(EXTRACTED ENTRIES begins)

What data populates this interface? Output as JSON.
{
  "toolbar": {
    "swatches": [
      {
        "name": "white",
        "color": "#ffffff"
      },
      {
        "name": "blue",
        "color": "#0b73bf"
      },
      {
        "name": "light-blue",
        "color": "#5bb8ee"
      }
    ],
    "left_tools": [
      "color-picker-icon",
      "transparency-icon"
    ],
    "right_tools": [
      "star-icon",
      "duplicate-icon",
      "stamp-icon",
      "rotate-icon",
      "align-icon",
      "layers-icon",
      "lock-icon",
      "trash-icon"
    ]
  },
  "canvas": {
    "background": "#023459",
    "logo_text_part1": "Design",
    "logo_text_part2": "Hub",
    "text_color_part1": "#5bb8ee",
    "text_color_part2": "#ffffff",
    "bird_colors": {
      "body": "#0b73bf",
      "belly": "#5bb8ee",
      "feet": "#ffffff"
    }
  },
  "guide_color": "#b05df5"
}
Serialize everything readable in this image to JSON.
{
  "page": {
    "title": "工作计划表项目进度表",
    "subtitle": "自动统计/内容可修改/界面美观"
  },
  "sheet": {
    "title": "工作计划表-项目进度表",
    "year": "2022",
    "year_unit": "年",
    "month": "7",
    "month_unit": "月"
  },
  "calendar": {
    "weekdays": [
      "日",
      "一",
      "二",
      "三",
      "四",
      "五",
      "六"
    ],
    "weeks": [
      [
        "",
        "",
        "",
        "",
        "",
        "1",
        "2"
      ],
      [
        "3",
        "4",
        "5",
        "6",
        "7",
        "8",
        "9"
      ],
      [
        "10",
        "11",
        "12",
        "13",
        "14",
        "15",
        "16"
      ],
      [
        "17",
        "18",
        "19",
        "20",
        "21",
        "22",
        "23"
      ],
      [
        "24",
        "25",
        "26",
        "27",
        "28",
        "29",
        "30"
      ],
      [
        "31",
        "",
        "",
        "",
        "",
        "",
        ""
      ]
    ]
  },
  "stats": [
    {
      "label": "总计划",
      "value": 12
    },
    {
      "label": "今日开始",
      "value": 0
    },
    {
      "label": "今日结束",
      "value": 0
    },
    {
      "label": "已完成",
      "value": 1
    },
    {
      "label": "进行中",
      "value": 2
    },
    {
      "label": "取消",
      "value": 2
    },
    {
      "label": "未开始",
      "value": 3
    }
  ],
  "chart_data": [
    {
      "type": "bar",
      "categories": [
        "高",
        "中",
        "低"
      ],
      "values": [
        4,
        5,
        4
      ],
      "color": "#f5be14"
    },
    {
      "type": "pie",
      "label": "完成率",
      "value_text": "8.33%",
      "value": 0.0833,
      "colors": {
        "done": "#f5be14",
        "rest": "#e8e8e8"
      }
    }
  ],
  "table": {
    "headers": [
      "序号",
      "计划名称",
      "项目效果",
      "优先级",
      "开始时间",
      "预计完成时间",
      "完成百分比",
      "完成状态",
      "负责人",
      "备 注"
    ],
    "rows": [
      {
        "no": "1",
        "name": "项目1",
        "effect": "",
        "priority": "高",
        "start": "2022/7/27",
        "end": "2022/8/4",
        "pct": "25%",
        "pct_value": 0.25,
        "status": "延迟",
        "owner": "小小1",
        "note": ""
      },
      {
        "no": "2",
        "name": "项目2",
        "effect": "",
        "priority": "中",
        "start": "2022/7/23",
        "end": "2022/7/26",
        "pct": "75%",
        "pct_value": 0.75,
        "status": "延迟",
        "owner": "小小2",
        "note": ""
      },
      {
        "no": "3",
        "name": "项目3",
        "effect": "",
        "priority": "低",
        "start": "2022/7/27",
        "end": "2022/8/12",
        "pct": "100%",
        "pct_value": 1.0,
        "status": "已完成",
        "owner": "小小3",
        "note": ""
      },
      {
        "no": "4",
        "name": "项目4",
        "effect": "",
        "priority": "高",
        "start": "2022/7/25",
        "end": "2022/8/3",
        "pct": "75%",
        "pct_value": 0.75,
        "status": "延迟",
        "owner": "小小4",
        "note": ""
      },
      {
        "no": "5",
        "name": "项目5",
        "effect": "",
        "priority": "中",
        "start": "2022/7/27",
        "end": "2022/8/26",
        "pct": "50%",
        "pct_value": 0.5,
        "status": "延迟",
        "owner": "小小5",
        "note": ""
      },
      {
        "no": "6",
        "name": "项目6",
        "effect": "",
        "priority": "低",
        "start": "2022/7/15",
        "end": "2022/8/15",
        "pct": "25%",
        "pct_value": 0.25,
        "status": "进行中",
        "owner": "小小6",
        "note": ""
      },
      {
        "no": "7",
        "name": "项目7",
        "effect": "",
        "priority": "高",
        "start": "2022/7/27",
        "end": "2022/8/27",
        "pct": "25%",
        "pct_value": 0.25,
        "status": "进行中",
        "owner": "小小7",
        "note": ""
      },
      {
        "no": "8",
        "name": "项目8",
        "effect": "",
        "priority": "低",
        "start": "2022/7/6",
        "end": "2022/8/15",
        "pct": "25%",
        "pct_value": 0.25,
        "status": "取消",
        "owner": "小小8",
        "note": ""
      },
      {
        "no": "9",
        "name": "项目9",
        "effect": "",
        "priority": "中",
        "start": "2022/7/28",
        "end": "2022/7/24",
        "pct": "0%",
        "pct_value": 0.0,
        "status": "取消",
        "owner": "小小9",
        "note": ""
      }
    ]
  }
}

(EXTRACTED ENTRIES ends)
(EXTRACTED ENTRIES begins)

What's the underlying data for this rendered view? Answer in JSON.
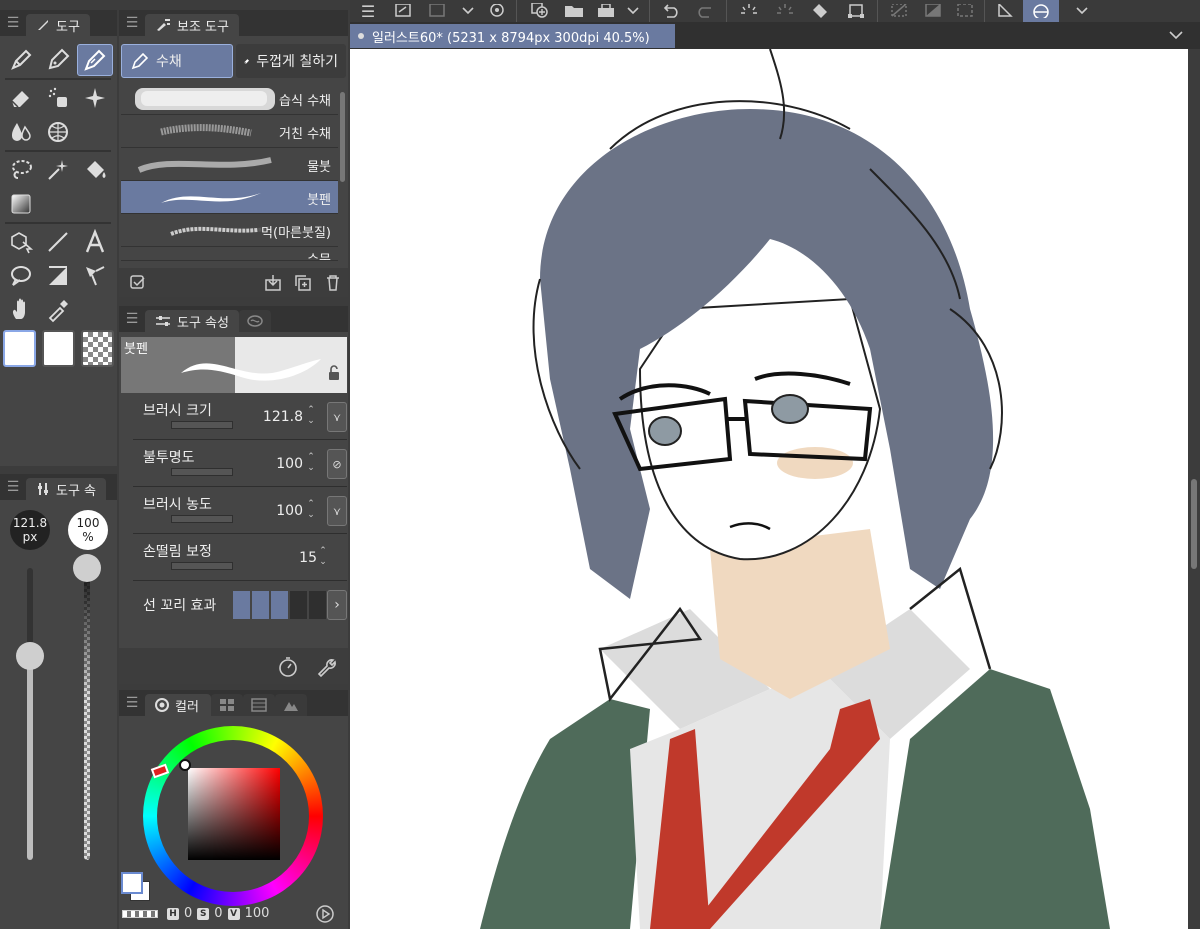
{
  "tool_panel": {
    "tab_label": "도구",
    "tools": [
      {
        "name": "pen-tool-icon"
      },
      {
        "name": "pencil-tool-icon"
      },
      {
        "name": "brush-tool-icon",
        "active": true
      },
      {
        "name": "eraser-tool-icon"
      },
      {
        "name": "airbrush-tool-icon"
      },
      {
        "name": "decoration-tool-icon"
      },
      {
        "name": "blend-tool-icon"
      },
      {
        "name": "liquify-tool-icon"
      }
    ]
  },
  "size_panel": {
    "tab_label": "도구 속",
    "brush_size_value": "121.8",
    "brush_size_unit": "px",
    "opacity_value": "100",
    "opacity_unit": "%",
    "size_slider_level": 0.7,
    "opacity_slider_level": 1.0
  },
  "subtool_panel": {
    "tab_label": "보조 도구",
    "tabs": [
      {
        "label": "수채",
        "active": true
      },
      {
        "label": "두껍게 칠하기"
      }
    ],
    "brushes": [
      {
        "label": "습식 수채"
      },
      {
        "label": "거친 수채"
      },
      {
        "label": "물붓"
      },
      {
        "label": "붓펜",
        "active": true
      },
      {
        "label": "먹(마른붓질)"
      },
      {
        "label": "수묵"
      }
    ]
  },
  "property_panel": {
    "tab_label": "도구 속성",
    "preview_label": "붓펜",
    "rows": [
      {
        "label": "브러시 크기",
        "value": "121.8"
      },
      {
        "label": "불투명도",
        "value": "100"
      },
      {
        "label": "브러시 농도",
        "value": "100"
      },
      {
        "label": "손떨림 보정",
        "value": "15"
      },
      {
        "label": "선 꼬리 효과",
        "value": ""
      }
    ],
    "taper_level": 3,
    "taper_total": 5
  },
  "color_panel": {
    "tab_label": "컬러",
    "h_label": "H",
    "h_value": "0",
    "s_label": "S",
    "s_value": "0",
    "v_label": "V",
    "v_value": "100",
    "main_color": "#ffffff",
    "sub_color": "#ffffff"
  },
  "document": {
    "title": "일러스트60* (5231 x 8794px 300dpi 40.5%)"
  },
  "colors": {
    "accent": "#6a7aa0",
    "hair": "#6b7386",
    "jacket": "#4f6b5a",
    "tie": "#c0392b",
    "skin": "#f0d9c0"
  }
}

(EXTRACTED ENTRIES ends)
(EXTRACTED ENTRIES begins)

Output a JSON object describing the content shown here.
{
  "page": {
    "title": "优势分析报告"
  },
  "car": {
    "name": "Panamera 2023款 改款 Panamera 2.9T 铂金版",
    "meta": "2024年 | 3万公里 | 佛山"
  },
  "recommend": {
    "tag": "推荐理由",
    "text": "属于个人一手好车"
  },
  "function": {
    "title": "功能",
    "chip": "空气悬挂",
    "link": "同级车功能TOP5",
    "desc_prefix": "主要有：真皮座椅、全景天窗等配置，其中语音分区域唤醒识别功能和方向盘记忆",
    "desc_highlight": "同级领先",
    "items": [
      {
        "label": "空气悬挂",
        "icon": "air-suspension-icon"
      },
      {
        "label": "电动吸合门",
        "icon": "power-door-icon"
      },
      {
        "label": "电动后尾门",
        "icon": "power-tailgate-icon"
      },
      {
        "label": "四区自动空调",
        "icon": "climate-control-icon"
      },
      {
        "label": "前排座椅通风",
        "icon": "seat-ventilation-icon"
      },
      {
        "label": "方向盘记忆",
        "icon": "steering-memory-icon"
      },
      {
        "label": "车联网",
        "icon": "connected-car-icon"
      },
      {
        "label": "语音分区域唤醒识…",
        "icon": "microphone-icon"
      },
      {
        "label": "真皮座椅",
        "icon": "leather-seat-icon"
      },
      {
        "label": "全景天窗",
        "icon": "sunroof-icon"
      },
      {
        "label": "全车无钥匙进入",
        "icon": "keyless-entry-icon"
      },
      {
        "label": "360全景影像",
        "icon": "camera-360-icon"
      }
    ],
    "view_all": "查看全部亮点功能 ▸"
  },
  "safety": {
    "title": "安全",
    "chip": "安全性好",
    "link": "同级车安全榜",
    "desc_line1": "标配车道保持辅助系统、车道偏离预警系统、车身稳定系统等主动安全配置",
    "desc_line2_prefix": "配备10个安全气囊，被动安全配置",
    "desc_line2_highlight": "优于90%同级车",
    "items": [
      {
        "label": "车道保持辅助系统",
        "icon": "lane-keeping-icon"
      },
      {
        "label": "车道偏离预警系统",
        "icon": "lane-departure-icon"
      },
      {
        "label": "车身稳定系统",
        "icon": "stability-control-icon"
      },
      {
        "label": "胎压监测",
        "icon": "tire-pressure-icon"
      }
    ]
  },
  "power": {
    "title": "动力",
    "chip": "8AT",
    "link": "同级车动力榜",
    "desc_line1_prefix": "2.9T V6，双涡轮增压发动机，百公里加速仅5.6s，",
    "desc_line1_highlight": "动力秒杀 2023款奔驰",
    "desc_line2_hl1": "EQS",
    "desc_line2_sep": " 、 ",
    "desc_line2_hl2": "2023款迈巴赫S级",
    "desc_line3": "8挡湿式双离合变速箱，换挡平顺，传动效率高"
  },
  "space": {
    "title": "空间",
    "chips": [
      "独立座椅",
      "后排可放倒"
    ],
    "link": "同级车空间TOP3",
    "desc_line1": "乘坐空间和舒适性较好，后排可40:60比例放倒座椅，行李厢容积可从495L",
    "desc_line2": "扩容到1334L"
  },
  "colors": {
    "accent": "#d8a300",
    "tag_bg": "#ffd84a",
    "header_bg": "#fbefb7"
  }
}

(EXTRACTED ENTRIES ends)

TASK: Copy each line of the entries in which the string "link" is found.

OUTPUT FOR THIS TASK:
    "link": "同级车功能TOP5",
    "link": "同级车安全榜",
    "link": "同级车动力榜",
    "link": "同级车空间TOP3",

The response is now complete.